My eyes are still foggy. I'm not tired, but my head hurts, my heart hurts. I'm still processing and there are images I can't seem to get out of my head. This one, of a woman in that destroyed village, with long flowing hair; she looked like a gypsy with her headdress, but clearly a Jewess, a Jewess who probably was murdered by the Nazi death machine. Her photo? It was in the Tower of Faces, people from Eishishok in now-Lithuania. I bet she had many suitors in her day.
Suddenly, the Holocaust is my memory. I have a story now, I have a lot of stories. I have too many stories, in boxcars and shoes and images of beautiful, Jewish women. I have my fiance's grandmother's story. And her sisters. My mind is a cloud of darkness and violence and hatred. My eyes? A well of tears that could fill a boxcar. I never thought it would resonate; I never thought I would feel death and aging in my bones like I do right now.
But I'm alive, and I am breathing. I'm not smoke drifting upward, a cloud in formation, dust over the atmosphere. I'm breathing, with bones and blood. I am a Jew. And there was a Holocaust. How do I know? I feel it; I breathe it; when my tears drip, they drip for the 6 million and more.
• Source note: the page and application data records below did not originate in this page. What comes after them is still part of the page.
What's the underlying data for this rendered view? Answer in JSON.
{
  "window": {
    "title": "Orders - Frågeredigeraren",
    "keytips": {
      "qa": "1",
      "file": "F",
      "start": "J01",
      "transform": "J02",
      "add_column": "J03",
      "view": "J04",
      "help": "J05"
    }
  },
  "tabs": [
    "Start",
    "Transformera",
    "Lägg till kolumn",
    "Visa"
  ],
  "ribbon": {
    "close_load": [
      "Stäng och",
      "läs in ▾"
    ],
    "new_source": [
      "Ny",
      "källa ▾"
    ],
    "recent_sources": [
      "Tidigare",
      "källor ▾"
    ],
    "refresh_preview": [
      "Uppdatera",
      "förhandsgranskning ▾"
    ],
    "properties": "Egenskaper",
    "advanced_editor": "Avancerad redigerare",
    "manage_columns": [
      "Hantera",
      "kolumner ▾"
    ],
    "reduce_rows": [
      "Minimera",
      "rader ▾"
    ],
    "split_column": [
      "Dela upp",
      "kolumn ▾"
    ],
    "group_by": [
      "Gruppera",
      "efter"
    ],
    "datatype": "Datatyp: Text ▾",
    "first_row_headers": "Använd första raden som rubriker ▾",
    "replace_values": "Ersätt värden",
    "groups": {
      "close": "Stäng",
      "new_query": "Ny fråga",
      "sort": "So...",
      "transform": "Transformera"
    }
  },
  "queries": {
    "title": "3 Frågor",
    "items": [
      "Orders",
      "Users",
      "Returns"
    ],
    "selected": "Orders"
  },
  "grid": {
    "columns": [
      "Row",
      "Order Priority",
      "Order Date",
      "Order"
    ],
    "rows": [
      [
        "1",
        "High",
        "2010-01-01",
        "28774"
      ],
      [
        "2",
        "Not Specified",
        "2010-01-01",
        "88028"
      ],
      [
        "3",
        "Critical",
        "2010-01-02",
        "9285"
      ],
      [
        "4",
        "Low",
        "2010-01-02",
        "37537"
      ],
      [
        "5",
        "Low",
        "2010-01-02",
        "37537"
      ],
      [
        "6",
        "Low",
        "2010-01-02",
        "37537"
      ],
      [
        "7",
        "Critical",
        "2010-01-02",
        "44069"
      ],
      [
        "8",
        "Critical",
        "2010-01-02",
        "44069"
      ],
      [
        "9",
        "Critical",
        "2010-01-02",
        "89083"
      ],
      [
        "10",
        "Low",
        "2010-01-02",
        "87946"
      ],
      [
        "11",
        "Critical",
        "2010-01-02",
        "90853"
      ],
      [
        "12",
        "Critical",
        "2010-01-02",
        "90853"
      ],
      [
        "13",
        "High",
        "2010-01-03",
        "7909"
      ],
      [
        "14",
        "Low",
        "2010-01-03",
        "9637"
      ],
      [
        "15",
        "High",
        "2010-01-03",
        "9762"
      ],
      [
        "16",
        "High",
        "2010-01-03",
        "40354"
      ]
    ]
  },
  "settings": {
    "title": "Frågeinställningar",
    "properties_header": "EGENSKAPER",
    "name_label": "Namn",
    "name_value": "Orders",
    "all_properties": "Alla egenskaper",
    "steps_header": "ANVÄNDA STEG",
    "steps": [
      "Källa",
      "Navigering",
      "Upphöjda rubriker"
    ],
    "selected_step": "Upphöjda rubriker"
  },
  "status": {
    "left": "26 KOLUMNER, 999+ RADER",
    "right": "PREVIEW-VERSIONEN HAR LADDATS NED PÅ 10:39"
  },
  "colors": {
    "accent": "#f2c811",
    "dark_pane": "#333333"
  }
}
An End: This post ends on a bus somewhere in Maryland, and Defiance is on the movie screen. Justice makes me smile, living makes me laugh. I just wish the world knew that we're all 99 percent the same. That, folks, is the majority. In most things, the majority wins. So why, in the battle of humanity, do we allow that 1 percent difference to move us to active indifference, collaboration, and murder? I'm exhausted and frustrated with humanity. With genocide and the Holocaust and indifference. Indifference. Do you realize how indifferent we are? My world is topsy turvy right now. My stream of consciousness is dry, my eyes wet. This is where indifference must stop.